WP: Before judging I like to go through the SCA rules and regulations, but SCASA always has judges calibration where all judges go through the rules together to have a united understanding of what we are looking for both technically and in sensory experience.
HL: Coffee is a different beast from all the other forms of food and beverages and hence a challenge for me to learn, improve and personally get that very elusive wow moment, where you are treated by something that provides pleasure and surprise at the quality of taste experience.
DCB: Judging keeps me abreast of what is happening in the industry in SA and globally. Contestants have to keep themselves current. So it keeps me current.
WJ: Selfishly, to taste delicious coffee! But for me, the greatest facet of barista competition is the fact that we all get to hang out together, put our differences aside, put coffee first, and learn from each other.
IN: The competition arena has been one of my favorite places to spend time because I enjoy being pushed towards excellence in coffee and supporting the barista/coffee community as much as I can.
SA: I feel it’s another way to give back to the industry especially with the generations to come! It also helps us to experience many different coffees and people in the coffee industry.
Any preparations you do before judging (and or competing) a coffee competition?
CB: Nothing really I just prepare my palate for the coffees that I will be judging.
WP: I love judging because I feel like I am actively contributing towards the advancement of the local coffee community in South Africa. I see it as an opportunity to congratulate and encourage best practice, as well as suggest positive changes to enhance workflow.
HL: The rules and score sheets are of course the most important aspect, but I also do align my taste buds with an espresso or five. The calibration before the competition is the main part for getting me mentally ready as my taste buds are always ready to go.
DCB: Brush up on palate/taste profiles. Review the years judging requirements.
IN: I’ve never really prepped for judging except for attending the judges training and calibration. For competing, there are so many things to prep – finding the right coffee and roast profile, the brew parameters, the flow and presentation in the 15 minutes.
SA: I like to replace the batteries in my stopwatch.
What tips do you have for competitors who’ll be taking part in this year’s National (and Regional) competitions?
CB: Rest well, relax and enjoy the experience.
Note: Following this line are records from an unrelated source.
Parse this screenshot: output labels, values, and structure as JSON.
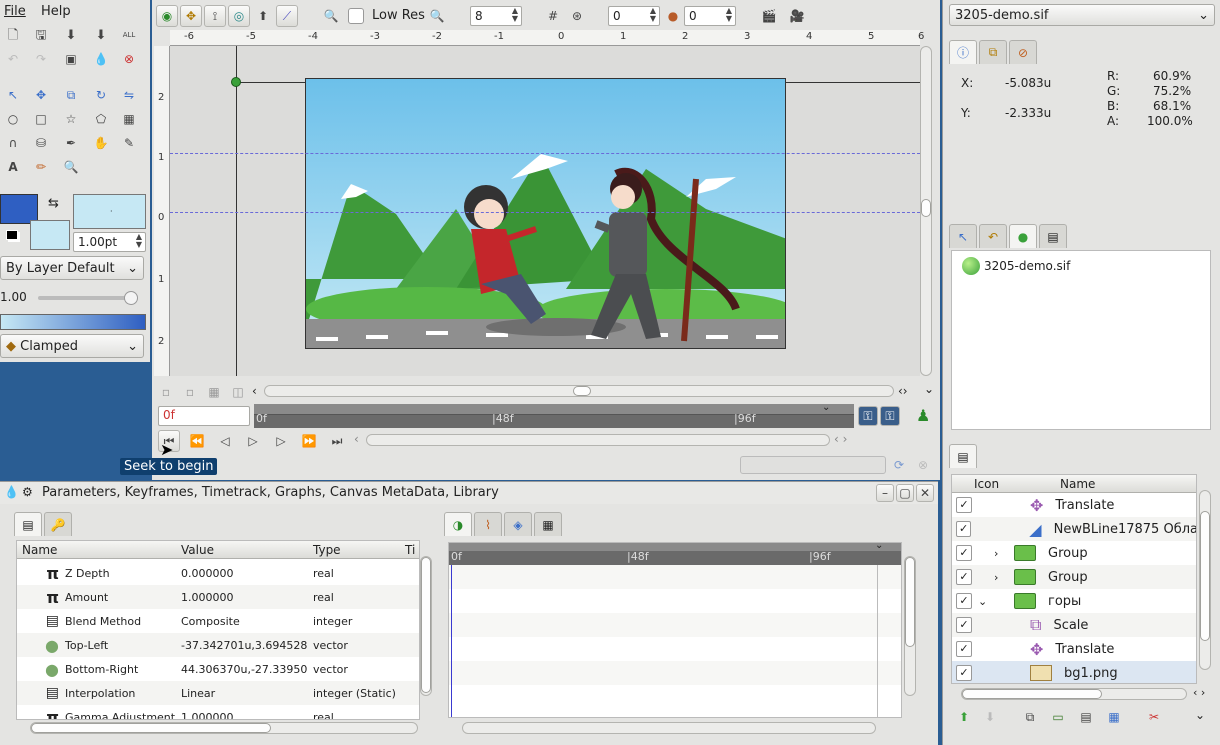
{
  "menu": {
    "file": "File",
    "help": "Help"
  },
  "toolbox": {
    "fill_outline_values": {
      "width": "1.00pt",
      "blend": "By Layer Default",
      "opacity": "1.00",
      "interpolation": "Clamped"
    }
  },
  "canvas_toolbar": {
    "low_res_label": "Low Res",
    "quality_value": "8",
    "onion_past": "0",
    "onion_future": "0"
  },
  "ruler": {
    "h_ticks": [
      "-6",
      "-5",
      "-4",
      "-3",
      "-2",
      "-1",
      "0",
      "1",
      "2",
      "3",
      "4",
      "5",
      "6"
    ],
    "v_ticks": [
      "2",
      "1",
      "0",
      "1",
      "2"
    ]
  },
  "timebar": {
    "current_time": "0f",
    "marks": [
      "0f",
      "|48f",
      "|96f"
    ]
  },
  "tooltip": "Seek to begin",
  "params_panel": {
    "title": "Parameters, Keyframes, Timetrack, Graphs, Canvas MetaData, Library",
    "columns": [
      "Name",
      "Value",
      "Type",
      "Ti"
    ],
    "rows": [
      {
        "icon": "π",
        "name": "Z Depth",
        "value": "0.000000",
        "type": "real"
      },
      {
        "icon": "π",
        "name": "Amount",
        "value": "1.000000",
        "type": "real"
      },
      {
        "icon": "▤",
        "name": "Blend Method",
        "value": "Composite",
        "type": "integer"
      },
      {
        "icon": "●",
        "name": "Top-Left",
        "value": "-37.342701u,3.694528",
        "type": "vector"
      },
      {
        "icon": "●",
        "name": "Bottom-Right",
        "value": "44.306370u,-27.33950",
        "type": "vector"
      },
      {
        "icon": "▤",
        "name": "Interpolation",
        "value": "Linear",
        "type": "integer (Static)"
      },
      {
        "icon": "π",
        "name": "Gamma Adjustment",
        "value": "1.000000",
        "type": "real"
      }
    ]
  },
  "timetrack": {
    "marks": [
      "0f",
      "|48f",
      "|96f"
    ]
  },
  "right_panel": {
    "file_selector": "3205-demo.sif",
    "info": {
      "x_label": "X:",
      "x_value": "-5.083u",
      "y_label": "Y:",
      "y_value": "-2.333u",
      "r_label": "R:",
      "r_value": "60.9%",
      "g_label": "G:",
      "g_value": "75.2%",
      "b_label": "B:",
      "b_value": "68.1%",
      "a_label": "A:",
      "a_value": "100.0%"
    },
    "canvas_browser_item": "3205-demo.sif",
    "layers": {
      "columns": [
        "Icon",
        "Name"
      ],
      "rows": [
        {
          "name": "Translate",
          "icon": "translate-icon",
          "indent": 1
        },
        {
          "name": "NewBLine17875 Обла",
          "icon": "region-icon",
          "indent": 1
        },
        {
          "name": "Group",
          "icon": "folder-icon",
          "indent": 0,
          "expander": "›"
        },
        {
          "name": "Group",
          "icon": "folder-icon",
          "indent": 0,
          "expander": "›"
        },
        {
          "name": "горы",
          "icon": "folder-icon",
          "indent": 0,
          "expander": "⌄"
        },
        {
          "name": "Scale",
          "icon": "scale-icon",
          "indent": 1
        },
        {
          "name": "Translate",
          "icon": "translate-icon",
          "indent": 1
        },
        {
          "name": "bg1.png",
          "icon": "image-icon",
          "indent": 1
        }
      ]
    }
  },
  "colors": {
    "outline": "#2f5fc2",
    "fill": "#c6e8f4",
    "sky": "#8ccde8",
    "mountain": "#3f9a3a",
    "road": "#8f8f8f"
  }
}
Try to be as natural as possible. Practice, practice, practice, practice.
WP: Too all competitors, repetition is the name of the game. Know your coffee and practice your set as much as possible. Have fun displaying the coffee you chose, and make sure you know how to work the grinder (if not bringing your own) and machine used in the barista competitions. If you make a mistake, bounce back, and own your stage. Good luck, and thanks for competing.
HL: Do what you feel comfortable with and confident in. And the main thing is, treat it like a practical. Practice, practice, practice and let different people taste and judge your set. And of course, there will be no purpose to the exercise if you don’t enjoy it.
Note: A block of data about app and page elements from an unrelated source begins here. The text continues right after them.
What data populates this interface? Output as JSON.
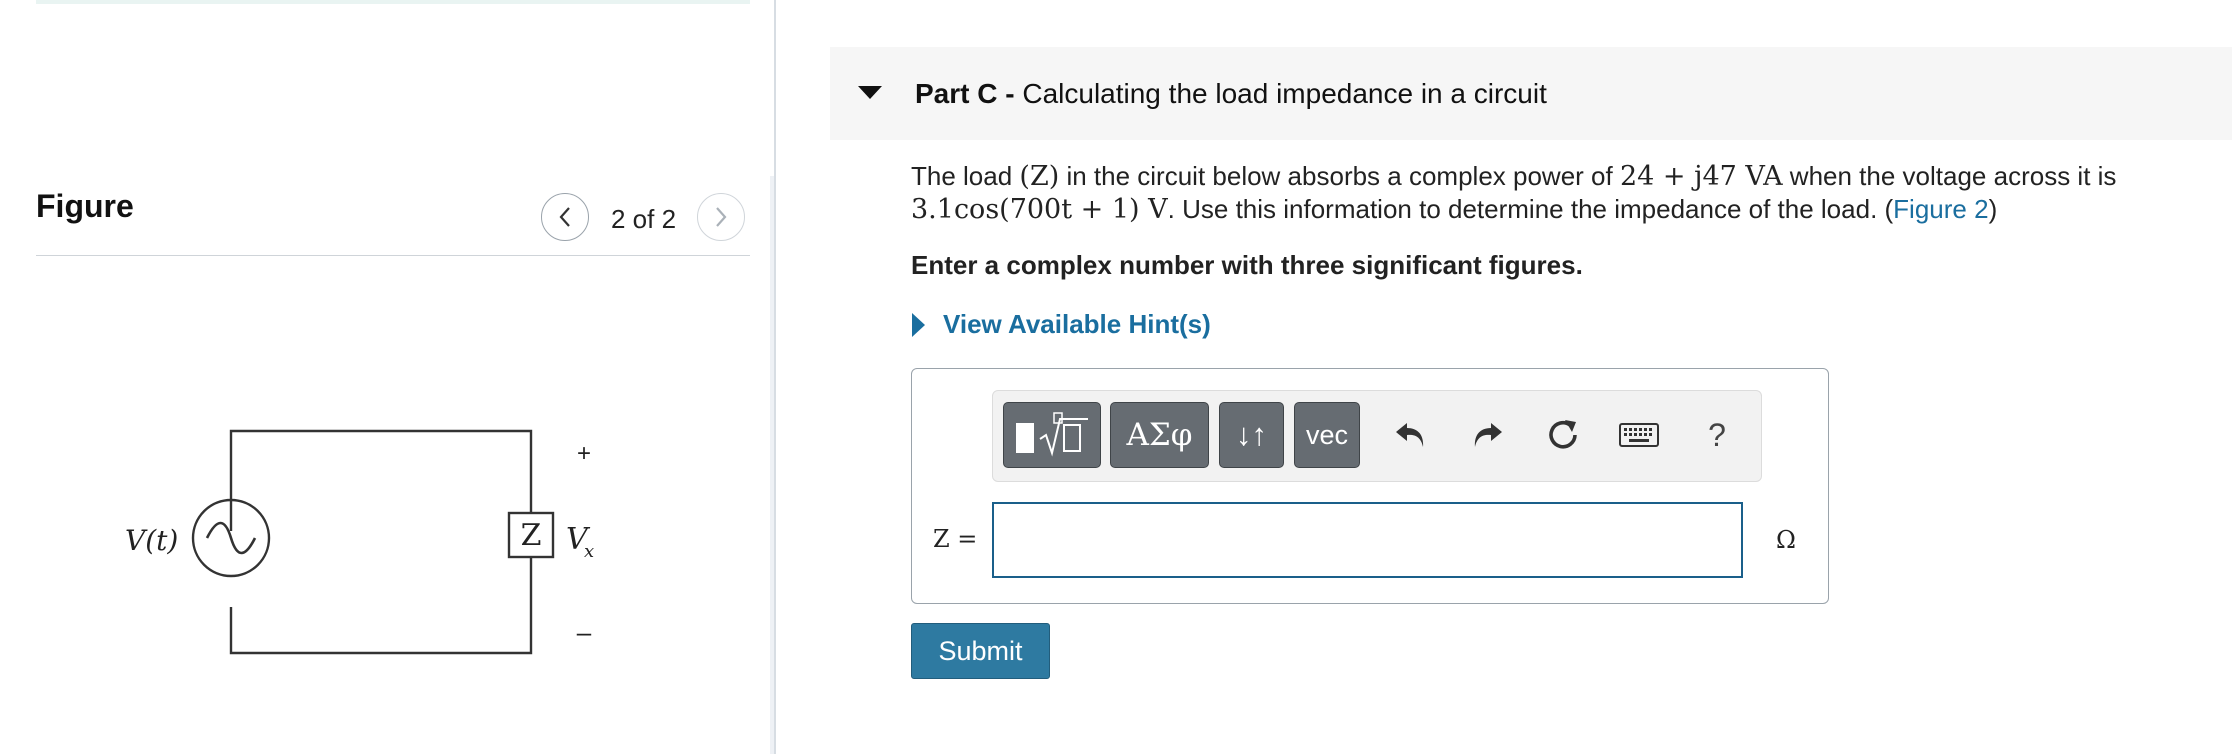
{
  "figure_panel": {
    "title": "Figure",
    "counter": "2 of 2",
    "circuit": {
      "source_label": "V(t)",
      "load_label": "Z",
      "voltage_label": "V",
      "voltage_subscript": "x",
      "plus_sign": "+",
      "minus_sign": "–"
    }
  },
  "question": {
    "part_prefix": "Part C -",
    "part_title": " Calculating the load impedance in a circuit",
    "prompt": {
      "t1": "The load ",
      "m1": "(Z)",
      "t2": " in the circuit below absorbs a complex power of ",
      "m2": "24 + j47 VA",
      "t3": " when the voltage across it is ",
      "m3": "3.1cos(700t + 1) V",
      "t4": ".  Use this information to determine the impedance of the load. (",
      "figure_link": "Figure 2",
      "t5": ")"
    },
    "instruction": "Enter a complex number with three significant figures.",
    "hint_link": "View Available Hint(s)"
  },
  "answer": {
    "toolbar": {
      "templates_icon": "templates-sqrt-icon",
      "greek_label": "ΑΣφ",
      "arrows_label": "↓↑",
      "vec_label": "vec",
      "help_label": "?"
    },
    "input_label": "Z =",
    "input_value": "",
    "unit": "Ω",
    "submit_label": "Submit"
  },
  "colors": {
    "link": "#1a6e9f",
    "submit": "#2e7aa1",
    "toolbar_button": "#666c72",
    "input_border": "#1a5f8a"
  }
}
DCB: Keep it real. Think outside of the box. And just be yourself, let your personality show through. You can always be yourself, if you try to copy someone else you have to work twice as hard.
WJ: Know the score sheets and rules, and nail the basics. And beyond that, let your personality shine through!
IN: Find your purpose for competing. And it shouldn’t be to prove that you are better than anyone. Your higher purpose should be the reason for being there and being an ambassador to support the industry and other baristas. My purpose has always been, since 2002 when I first came across what barista championships are, to be a World Barista Champion.
SA: Always have fun!
Thank you Judges, wishing you and the rest of the panel, discerning palates, wisdom and a great taste adventure.